In the embattled Mexican city across the river from El Paso, the editor of el Diario has surrendered to the drug cartels because of the murders of his employees.
Itâ€™s a sad sign of the times in Mexico, of how free speech, and therefore democracy, has been beaten into submission by the ultraviolent narco gangs, which routinely kill and torture to get their way.
Washington should be paying more attention to the extreme national security threat next door as Mexico melts down, but the President seems too busy with golf. Secretary of State Hilary Clinton gave a hint of concern recently when she compared the countryâ€™s situation with the Colombia â€?insurgencyâ€? of 20 years back â€” an assessment which Obama dismissed out of hand.
Mexico paper seeks Ciudad Juarez drug gang guidance, BBC, September 20, 2010Below, the map doesnâ€™t show much territory controlled by Mexico City.
El Diario de Juarez has become known for its strong reporting from the deadly streets of Ciudad Juarez.
But the killing of a 21-year-old photographer last week prompted the newspaper to run a front-page editorial asking: â€?What do you want from us?â€?
Rights groups say journalists are regularly being targeted by drug gangs.
The Committee to Protect Journalists, a US-based advocacy group, says more than 30 journalists have been killed in Mexico since 2006.
Many of those killed were reporting on crime or corruption, the group says, adding that the climate of fear has led to a widespread culture of self-censorship among fearful media workers.
â€?No surrenderâ€™ El Diarioâ€™s editorial, published on its front page on Sunday, was its second since Luis Carlos Santiago, 21, was shot in Ciudad Juarez on 17 September.
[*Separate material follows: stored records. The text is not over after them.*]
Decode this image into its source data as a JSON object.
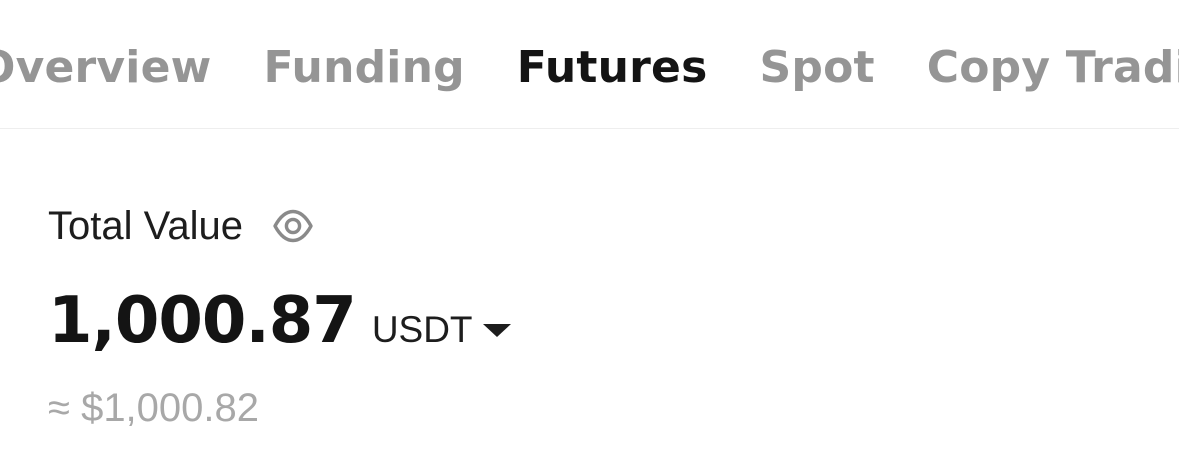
{
  "tabs": [
    {
      "label": "Overview",
      "active": false
    },
    {
      "label": "Funding",
      "active": false
    },
    {
      "label": "Futures",
      "active": true
    },
    {
      "label": "Spot",
      "active": false
    },
    {
      "label": "Copy Trading",
      "active": false
    }
  ],
  "summary": {
    "title": "Total Value",
    "visibility_icon": "eye-icon",
    "amount": "1,000.87",
    "currency": "USDT",
    "currency_dropdown_icon": "caret-down-icon",
    "approx_value": "≈ $1,000.82"
  },
  "colors": {
    "active_tab": "#141414",
    "inactive_tab": "#959595",
    "secondary_text": "#a8a8a8"
  }
}
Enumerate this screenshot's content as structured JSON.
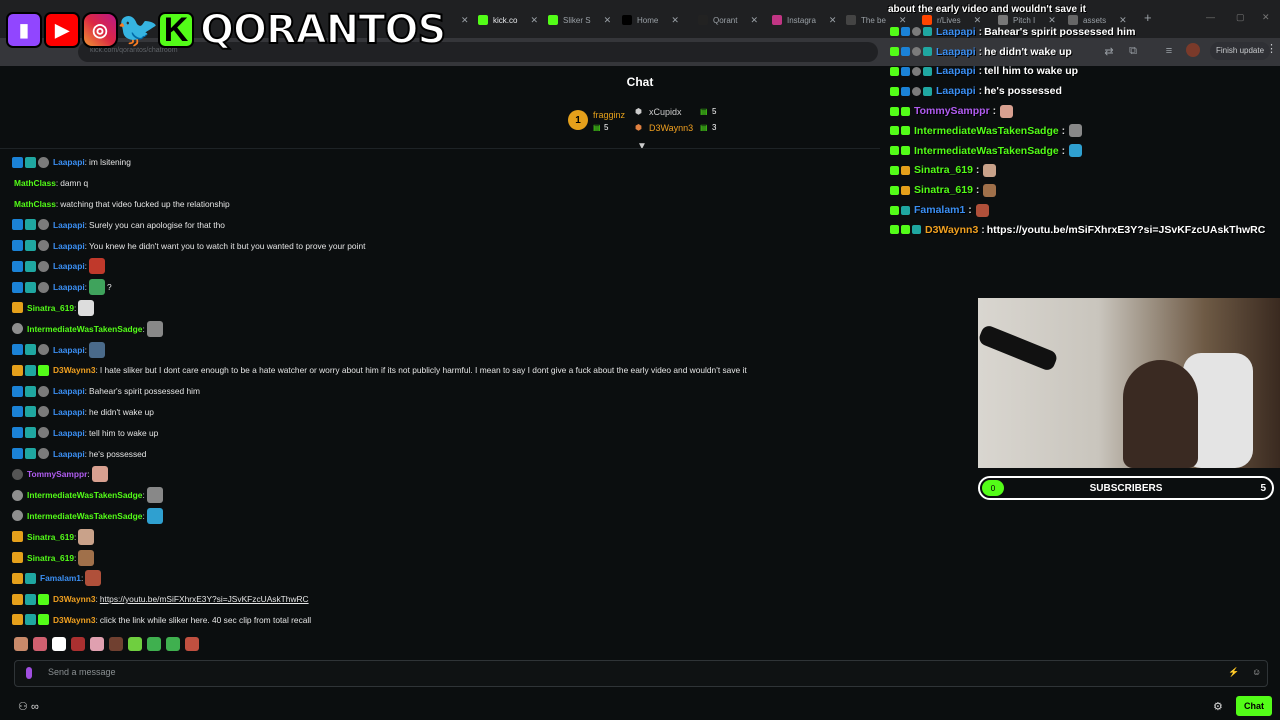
{
  "browser": {
    "tabs": [
      {
        "label": "",
        "active": false
      },
      {
        "label": "kick.co",
        "active": true
      },
      {
        "label": "Sliker S",
        "active": false
      },
      {
        "label": "Home",
        "active": false
      },
      {
        "label": "Qorant",
        "active": false
      },
      {
        "label": "Instagra",
        "active": false
      },
      {
        "label": "The be",
        "active": false
      },
      {
        "label": "r/Lives",
        "active": false
      },
      {
        "label": "Pitch I",
        "active": false
      },
      {
        "label": "assets",
        "active": false
      }
    ],
    "new_tab": "+",
    "url": "kick.com/qorantos/chatroom",
    "finish_update": "Finish update"
  },
  "overlay_brand": {
    "name": "QORANTOS"
  },
  "chat": {
    "header": "Chat",
    "leaderboard": [
      {
        "rank": "1",
        "name": "fragginz",
        "count": "5"
      },
      {
        "name": "xCupidx",
        "count": "5"
      },
      {
        "name": "D3Waynn3",
        "count": "3"
      }
    ],
    "messages": [
      {
        "badges": [
          "mod",
          "sub",
          "og"
        ],
        "user": "Laapapi",
        "color": "#3b8ff3",
        "text": "im lsitening"
      },
      {
        "badges": [],
        "user": "MathClass",
        "color": "#53fc18",
        "text": "damn q"
      },
      {
        "badges": [],
        "user": "MathClass",
        "color": "#53fc18",
        "text": "watching that video fucked up the relationship"
      },
      {
        "badges": [
          "mod",
          "sub",
          "og"
        ],
        "user": "Laapapi",
        "color": "#3b8ff3",
        "text": "Surely you can apologise for that tho"
      },
      {
        "badges": [
          "mod",
          "sub",
          "og"
        ],
        "user": "Laapapi",
        "color": "#3b8ff3",
        "text": "You knew he didn't want you to watch it but you wanted to prove your point"
      },
      {
        "badges": [
          "mod",
          "sub",
          "og"
        ],
        "user": "Laapapi",
        "color": "#3b8ff3",
        "text": "",
        "emote": "#c0392b"
      },
      {
        "badges": [
          "mod",
          "sub",
          "og"
        ],
        "user": "Laapapi",
        "color": "#3b8ff3",
        "text": "?",
        "emote": "#3fa35c"
      },
      {
        "badges": [
          "vip"
        ],
        "user": "Sinatra_619",
        "color": "#53fc18",
        "text": "",
        "emote": "#dddddd"
      },
      {
        "badges": [
          "founder"
        ],
        "user": "IntermediateWasTakenSadge",
        "color": "#53fc18",
        "text": "",
        "emote": "#888888"
      },
      {
        "badges": [
          "mod",
          "sub",
          "og"
        ],
        "user": "Laapapi",
        "color": "#3b8ff3",
        "text": "",
        "emote": "#4a6a8a"
      },
      {
        "badges": [
          "vip",
          "sub",
          "gift"
        ],
        "user": "D3Waynn3",
        "color": "#f0a020",
        "text": "I hate sliker but I dont care enough to be a hate watcher or worry about him if its not publicly harmful. I mean to say I dont give a fuck about the early video and wouldn't save it"
      },
      {
        "badges": [
          "mod",
          "sub",
          "og"
        ],
        "user": "Laapapi",
        "color": "#3b8ff3",
        "text": "Bahear's spirit possessed him"
      },
      {
        "badges": [
          "mod",
          "sub",
          "og"
        ],
        "user": "Laapapi",
        "color": "#3b8ff3",
        "text": "he didn't wake up"
      },
      {
        "badges": [
          "mod",
          "sub",
          "og"
        ],
        "user": "Laapapi",
        "color": "#3b8ff3",
        "text": "tell him to wake up"
      },
      {
        "badges": [
          "mod",
          "sub",
          "og"
        ],
        "user": "Laapapi",
        "color": "#3b8ff3",
        "text": "he's possessed"
      },
      {
        "badges": [
          "gray"
        ],
        "user": "TommySamppr",
        "color": "#b05cf0",
        "text": "",
        "emote": "#d8a090"
      },
      {
        "badges": [
          "founder"
        ],
        "user": "IntermediateWasTakenSadge",
        "color": "#53fc18",
        "text": "",
        "emote": "#888888"
      },
      {
        "badges": [
          "founder"
        ],
        "user": "IntermediateWasTakenSadge",
        "color": "#53fc18",
        "text": "",
        "emote": "#2fa0d0"
      },
      {
        "badges": [
          "vip"
        ],
        "user": "Sinatra_619",
        "color": "#53fc18",
        "text": "",
        "emote": "#c9a28a"
      },
      {
        "badges": [
          "vip"
        ],
        "user": "Sinatra_619",
        "color": "#53fc18",
        "text": "",
        "emote": "#a0704a"
      },
      {
        "badges": [
          "vip",
          "sub"
        ],
        "user": "Famalam1",
        "color": "#3b8ff3",
        "text": "",
        "emote": "#b0503a"
      },
      {
        "badges": [
          "vip",
          "sub",
          "gift"
        ],
        "user": "D3Waynn3",
        "color": "#f0a020",
        "text": "https://youtu.be/mSiFXhrxE3Y?si=JSvKFzcUAskThwRC",
        "link": true
      },
      {
        "badges": [
          "vip",
          "sub",
          "gift"
        ],
        "user": "D3Waynn3",
        "color": "#f0a020",
        "text": "click the link while sliker here. 40 sec clip from total recall"
      }
    ],
    "emote_strip": [
      "#c98a6a",
      "#d06070",
      "#ffffff",
      "#aa3030",
      "#e0a0b0",
      "#704030",
      "#6fcf3f",
      "#3fb04f",
      "#3fb04f",
      "#c05040"
    ],
    "input_placeholder": "Send a message",
    "send_label": "Chat",
    "bottom_left": "∞"
  },
  "overlay_chat": {
    "top_text": "about the early video and wouldn't save it",
    "messages": [
      {
        "badges": [
          "k",
          "mod",
          "og",
          "sub"
        ],
        "user": "Laapapi",
        "color": "#3b8ff3",
        "text": "Bahear's spirit possessed him"
      },
      {
        "badges": [
          "k",
          "mod",
          "og",
          "sub"
        ],
        "user": "Laapapi",
        "color": "#3b8ff3",
        "text": "he didn't wake up"
      },
      {
        "badges": [
          "k",
          "mod",
          "og",
          "sub"
        ],
        "user": "Laapapi",
        "color": "#3b8ff3",
        "text": "tell him to wake up"
      },
      {
        "badges": [
          "k",
          "mod",
          "og",
          "sub"
        ],
        "user": "Laapapi",
        "color": "#3b8ff3",
        "text": "he's possessed"
      },
      {
        "badges": [
          "k",
          "gift"
        ],
        "user": "TommySamppr",
        "color": "#b05cf0",
        "text": "",
        "emote": "#d8a090"
      },
      {
        "badges": [
          "k",
          "gift"
        ],
        "user": "IntermediateWasTakenSadge",
        "color": "#53fc18",
        "text": "",
        "emote": "#888888"
      },
      {
        "badges": [
          "k",
          "gift"
        ],
        "user": "IntermediateWasTakenSadge",
        "color": "#53fc18",
        "text": "",
        "emote": "#2fa0d0"
      },
      {
        "badges": [
          "k",
          "vip"
        ],
        "user": "Sinatra_619",
        "color": "#53fc18",
        "text": "",
        "emote": "#c9a28a"
      },
      {
        "badges": [
          "k",
          "vip"
        ],
        "user": "Sinatra_619",
        "color": "#53fc18",
        "text": "",
        "emote": "#a0704a"
      },
      {
        "badges": [
          "k",
          "sub"
        ],
        "user": "Famalam1",
        "color": "#3b8ff3",
        "text": "",
        "emote": "#b0503a"
      },
      {
        "badges": [
          "k",
          "gift",
          "sub"
        ],
        "user": "D3Waynn3",
        "color": "#f0a020",
        "text": "https://youtu.be/mSiFXhrxE3Y?si=JSvKFzcUAskThwRC"
      }
    ]
  },
  "sub_goal": {
    "current": "0",
    "label": "SUBSCRIBERS",
    "target": "5"
  },
  "colors": {
    "kick_green": "#53fc18",
    "bg": "#0b0e0f"
  }
}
He later died of his injuries, although an intern who was also shot, Carlos Sanchez, survived the attack.
â€?The loss of two reporters from this publishing house in less than two years represents an irreparable sorrow for all of us who work here, and, in particular, for their families,â€? the newspaper said. [. . .]
The newspaper had not decided to stop publishing stories on the drug war, Mr Rodriguez said, but would consider doing so if the answer that came from the cartels indicated that was their wish.